BEGIN Input data
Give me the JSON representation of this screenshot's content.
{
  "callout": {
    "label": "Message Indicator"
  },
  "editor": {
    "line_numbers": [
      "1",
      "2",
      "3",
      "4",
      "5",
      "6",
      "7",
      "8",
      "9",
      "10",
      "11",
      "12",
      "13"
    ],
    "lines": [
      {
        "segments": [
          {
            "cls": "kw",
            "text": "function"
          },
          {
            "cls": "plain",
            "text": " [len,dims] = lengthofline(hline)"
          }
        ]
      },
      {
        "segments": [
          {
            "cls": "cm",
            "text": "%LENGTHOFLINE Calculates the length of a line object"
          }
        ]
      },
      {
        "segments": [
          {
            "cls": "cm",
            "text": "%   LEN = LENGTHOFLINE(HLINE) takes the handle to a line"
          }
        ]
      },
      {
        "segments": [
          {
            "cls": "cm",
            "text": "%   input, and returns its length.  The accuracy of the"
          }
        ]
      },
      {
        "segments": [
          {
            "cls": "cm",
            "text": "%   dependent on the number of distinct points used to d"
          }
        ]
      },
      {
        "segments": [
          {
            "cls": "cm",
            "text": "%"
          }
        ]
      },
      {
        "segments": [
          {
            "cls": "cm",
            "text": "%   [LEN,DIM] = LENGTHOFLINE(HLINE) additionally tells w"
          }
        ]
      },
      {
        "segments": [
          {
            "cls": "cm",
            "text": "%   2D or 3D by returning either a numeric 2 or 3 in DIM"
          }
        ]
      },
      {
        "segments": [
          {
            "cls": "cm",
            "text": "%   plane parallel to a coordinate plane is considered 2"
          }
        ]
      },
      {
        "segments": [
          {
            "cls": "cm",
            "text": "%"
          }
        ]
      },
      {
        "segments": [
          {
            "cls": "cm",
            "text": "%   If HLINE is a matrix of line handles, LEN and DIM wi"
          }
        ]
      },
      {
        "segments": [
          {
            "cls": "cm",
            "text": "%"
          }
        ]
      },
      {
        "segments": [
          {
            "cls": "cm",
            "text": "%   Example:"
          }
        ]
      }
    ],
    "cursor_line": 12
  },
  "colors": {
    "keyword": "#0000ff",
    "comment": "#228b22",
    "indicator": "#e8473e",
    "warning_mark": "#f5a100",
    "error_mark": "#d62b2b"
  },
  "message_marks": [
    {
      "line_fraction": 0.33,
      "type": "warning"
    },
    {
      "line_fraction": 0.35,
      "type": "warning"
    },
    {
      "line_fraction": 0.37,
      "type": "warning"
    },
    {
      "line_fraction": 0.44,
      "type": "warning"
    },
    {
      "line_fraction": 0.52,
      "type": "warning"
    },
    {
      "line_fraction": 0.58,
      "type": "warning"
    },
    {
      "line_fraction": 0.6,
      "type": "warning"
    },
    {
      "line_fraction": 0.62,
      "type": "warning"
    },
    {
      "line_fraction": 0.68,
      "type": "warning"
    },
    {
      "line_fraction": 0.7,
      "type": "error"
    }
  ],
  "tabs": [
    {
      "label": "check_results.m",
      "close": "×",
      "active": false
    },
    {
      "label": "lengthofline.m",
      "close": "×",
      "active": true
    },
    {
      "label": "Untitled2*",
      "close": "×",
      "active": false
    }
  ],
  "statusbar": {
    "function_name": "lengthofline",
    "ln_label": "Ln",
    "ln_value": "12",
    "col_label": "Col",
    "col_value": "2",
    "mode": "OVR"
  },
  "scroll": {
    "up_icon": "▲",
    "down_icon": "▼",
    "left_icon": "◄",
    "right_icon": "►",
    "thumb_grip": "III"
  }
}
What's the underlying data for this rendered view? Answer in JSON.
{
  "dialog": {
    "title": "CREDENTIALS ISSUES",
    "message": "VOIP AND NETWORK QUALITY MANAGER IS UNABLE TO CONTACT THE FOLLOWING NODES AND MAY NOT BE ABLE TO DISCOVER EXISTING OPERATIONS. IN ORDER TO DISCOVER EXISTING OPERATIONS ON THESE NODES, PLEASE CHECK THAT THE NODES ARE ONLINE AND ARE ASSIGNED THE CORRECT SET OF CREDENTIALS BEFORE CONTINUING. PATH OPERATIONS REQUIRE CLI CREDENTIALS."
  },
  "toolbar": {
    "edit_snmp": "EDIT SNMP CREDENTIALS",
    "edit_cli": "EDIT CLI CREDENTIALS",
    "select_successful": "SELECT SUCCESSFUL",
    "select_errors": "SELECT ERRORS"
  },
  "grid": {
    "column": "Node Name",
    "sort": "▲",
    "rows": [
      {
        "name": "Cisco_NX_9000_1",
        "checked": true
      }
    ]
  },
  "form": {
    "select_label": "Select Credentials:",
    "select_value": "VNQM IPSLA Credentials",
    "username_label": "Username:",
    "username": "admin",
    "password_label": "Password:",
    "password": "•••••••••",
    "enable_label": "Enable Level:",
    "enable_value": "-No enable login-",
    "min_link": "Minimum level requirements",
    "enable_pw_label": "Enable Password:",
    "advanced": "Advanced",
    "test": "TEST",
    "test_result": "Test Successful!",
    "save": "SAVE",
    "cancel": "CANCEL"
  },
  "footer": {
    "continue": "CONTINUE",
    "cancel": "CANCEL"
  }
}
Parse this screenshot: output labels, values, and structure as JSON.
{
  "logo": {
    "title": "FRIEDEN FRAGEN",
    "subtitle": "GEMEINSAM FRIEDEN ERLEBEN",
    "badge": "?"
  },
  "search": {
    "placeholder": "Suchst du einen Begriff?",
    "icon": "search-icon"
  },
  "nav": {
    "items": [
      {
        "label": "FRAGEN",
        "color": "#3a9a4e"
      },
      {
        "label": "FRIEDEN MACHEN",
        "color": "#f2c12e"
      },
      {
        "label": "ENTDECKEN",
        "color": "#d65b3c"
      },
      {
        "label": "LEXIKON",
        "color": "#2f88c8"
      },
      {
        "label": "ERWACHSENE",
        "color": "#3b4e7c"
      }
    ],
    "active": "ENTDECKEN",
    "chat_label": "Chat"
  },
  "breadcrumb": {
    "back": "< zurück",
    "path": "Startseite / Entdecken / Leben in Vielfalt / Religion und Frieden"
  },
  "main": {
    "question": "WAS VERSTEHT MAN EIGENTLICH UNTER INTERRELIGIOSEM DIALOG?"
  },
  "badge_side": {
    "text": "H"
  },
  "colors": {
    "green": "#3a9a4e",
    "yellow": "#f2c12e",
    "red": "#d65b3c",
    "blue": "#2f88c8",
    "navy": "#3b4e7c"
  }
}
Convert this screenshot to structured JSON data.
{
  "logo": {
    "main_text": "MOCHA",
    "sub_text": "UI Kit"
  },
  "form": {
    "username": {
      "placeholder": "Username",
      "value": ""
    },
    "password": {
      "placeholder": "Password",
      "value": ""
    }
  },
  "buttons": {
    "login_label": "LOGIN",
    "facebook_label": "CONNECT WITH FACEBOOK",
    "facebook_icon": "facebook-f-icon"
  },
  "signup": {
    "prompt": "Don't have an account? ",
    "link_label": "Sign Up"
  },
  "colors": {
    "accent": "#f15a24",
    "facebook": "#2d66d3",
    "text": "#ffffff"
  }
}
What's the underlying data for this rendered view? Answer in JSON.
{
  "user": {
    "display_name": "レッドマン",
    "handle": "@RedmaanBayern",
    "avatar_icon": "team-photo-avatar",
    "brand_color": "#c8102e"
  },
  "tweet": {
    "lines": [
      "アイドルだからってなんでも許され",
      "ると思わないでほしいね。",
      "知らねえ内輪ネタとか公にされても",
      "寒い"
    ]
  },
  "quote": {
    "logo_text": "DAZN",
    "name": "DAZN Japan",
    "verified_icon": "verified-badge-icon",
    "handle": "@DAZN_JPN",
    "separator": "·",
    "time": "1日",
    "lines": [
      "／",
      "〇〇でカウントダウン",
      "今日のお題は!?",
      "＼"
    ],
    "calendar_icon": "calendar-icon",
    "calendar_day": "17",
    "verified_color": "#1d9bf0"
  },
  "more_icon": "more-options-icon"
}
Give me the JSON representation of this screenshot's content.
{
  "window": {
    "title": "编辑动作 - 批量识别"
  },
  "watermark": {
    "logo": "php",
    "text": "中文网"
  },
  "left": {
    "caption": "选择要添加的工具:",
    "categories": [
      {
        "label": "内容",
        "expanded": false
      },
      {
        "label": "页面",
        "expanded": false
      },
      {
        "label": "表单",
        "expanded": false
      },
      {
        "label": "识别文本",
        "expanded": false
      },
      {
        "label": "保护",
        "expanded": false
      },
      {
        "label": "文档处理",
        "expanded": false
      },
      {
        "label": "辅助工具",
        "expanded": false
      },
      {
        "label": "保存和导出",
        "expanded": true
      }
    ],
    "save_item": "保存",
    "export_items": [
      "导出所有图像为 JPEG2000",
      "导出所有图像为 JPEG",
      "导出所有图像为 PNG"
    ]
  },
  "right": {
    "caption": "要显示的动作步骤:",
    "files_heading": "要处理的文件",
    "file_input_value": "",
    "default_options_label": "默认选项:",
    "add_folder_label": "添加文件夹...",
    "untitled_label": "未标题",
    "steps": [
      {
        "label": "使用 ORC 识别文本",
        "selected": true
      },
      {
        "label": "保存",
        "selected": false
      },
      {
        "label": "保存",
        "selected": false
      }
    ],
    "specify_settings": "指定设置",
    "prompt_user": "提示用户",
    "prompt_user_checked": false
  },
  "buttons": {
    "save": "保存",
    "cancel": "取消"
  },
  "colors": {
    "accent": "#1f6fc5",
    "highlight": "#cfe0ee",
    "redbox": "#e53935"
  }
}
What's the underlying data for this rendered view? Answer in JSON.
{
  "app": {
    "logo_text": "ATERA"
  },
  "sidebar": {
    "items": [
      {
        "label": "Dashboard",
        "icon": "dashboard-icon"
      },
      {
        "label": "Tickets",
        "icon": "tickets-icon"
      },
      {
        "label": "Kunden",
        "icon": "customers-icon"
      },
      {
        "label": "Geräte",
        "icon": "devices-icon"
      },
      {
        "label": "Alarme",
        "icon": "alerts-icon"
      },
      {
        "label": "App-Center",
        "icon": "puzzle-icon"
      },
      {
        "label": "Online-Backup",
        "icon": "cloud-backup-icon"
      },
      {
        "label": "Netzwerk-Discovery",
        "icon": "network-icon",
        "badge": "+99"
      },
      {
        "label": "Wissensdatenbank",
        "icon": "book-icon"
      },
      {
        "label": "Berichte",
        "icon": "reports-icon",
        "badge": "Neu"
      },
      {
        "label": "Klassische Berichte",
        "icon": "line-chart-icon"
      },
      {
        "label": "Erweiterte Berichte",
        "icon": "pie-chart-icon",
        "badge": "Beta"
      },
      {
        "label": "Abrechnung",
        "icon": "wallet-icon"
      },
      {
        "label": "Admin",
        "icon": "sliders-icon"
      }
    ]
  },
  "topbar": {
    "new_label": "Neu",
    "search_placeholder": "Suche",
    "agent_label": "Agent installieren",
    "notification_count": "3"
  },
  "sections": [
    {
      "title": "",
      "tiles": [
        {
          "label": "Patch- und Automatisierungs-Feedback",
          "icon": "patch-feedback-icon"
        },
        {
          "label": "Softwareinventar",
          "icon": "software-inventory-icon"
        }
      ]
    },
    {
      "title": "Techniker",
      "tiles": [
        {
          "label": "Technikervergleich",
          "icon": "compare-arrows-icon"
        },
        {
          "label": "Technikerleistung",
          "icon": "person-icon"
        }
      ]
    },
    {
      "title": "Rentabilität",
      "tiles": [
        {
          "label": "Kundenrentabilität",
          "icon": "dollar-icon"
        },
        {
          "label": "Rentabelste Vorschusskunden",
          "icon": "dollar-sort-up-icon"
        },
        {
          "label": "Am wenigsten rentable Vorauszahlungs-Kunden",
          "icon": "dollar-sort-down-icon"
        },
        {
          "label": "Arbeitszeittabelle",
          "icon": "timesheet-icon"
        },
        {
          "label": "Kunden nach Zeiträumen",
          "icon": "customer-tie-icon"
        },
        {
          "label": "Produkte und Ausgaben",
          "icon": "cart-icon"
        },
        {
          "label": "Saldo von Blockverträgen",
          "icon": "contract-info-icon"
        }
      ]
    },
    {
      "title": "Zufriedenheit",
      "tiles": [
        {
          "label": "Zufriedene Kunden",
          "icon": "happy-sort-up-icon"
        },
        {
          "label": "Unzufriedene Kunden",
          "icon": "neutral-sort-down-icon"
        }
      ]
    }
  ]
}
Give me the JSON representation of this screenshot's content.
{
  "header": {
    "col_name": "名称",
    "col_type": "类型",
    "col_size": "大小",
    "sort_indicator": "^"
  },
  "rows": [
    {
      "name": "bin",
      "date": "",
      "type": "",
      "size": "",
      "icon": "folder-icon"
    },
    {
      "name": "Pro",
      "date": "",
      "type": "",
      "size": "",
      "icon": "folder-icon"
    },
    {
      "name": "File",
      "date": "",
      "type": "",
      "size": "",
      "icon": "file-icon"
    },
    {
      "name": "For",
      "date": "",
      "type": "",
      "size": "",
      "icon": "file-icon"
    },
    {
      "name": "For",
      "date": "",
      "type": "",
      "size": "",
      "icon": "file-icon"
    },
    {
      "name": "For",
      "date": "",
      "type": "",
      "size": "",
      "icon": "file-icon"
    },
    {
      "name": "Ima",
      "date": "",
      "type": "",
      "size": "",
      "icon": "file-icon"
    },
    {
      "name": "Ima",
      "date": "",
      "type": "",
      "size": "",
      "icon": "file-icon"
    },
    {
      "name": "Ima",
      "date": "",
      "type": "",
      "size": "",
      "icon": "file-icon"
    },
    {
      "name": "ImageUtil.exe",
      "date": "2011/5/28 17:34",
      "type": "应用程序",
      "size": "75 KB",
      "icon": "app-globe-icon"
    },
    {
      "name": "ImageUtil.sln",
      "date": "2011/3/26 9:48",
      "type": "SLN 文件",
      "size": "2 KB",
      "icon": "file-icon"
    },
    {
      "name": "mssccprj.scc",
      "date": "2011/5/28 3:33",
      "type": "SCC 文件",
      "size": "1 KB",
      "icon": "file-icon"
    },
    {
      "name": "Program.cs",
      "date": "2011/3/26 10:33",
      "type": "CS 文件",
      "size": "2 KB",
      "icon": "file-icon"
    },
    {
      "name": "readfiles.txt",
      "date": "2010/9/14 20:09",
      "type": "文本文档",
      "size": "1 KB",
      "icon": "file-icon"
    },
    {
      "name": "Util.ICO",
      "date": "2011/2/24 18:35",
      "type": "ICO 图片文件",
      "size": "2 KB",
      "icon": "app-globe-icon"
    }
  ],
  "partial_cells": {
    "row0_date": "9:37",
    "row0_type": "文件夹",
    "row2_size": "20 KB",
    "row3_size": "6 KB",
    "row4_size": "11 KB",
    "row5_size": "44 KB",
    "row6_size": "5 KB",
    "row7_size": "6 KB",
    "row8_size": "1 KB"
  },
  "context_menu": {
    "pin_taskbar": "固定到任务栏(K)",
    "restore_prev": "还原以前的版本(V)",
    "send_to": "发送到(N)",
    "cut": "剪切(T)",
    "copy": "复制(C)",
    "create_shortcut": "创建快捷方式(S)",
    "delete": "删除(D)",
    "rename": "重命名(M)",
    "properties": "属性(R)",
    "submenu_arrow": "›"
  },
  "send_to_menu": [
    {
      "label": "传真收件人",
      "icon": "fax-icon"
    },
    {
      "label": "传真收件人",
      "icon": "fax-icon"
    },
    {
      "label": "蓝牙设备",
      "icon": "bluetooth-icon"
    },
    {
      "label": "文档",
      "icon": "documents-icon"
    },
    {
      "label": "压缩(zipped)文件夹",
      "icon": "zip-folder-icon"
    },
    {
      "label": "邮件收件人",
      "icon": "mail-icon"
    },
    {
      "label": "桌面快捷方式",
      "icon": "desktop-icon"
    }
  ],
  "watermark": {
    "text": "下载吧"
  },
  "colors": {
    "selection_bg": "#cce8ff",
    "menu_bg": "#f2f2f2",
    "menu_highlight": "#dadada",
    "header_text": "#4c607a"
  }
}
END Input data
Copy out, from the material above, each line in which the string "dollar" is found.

* **Your response**:
          "icon": "dollar-icon"
          "icon": "dollar-sort-up-icon"
          "icon": "dollar-sort-down-icon"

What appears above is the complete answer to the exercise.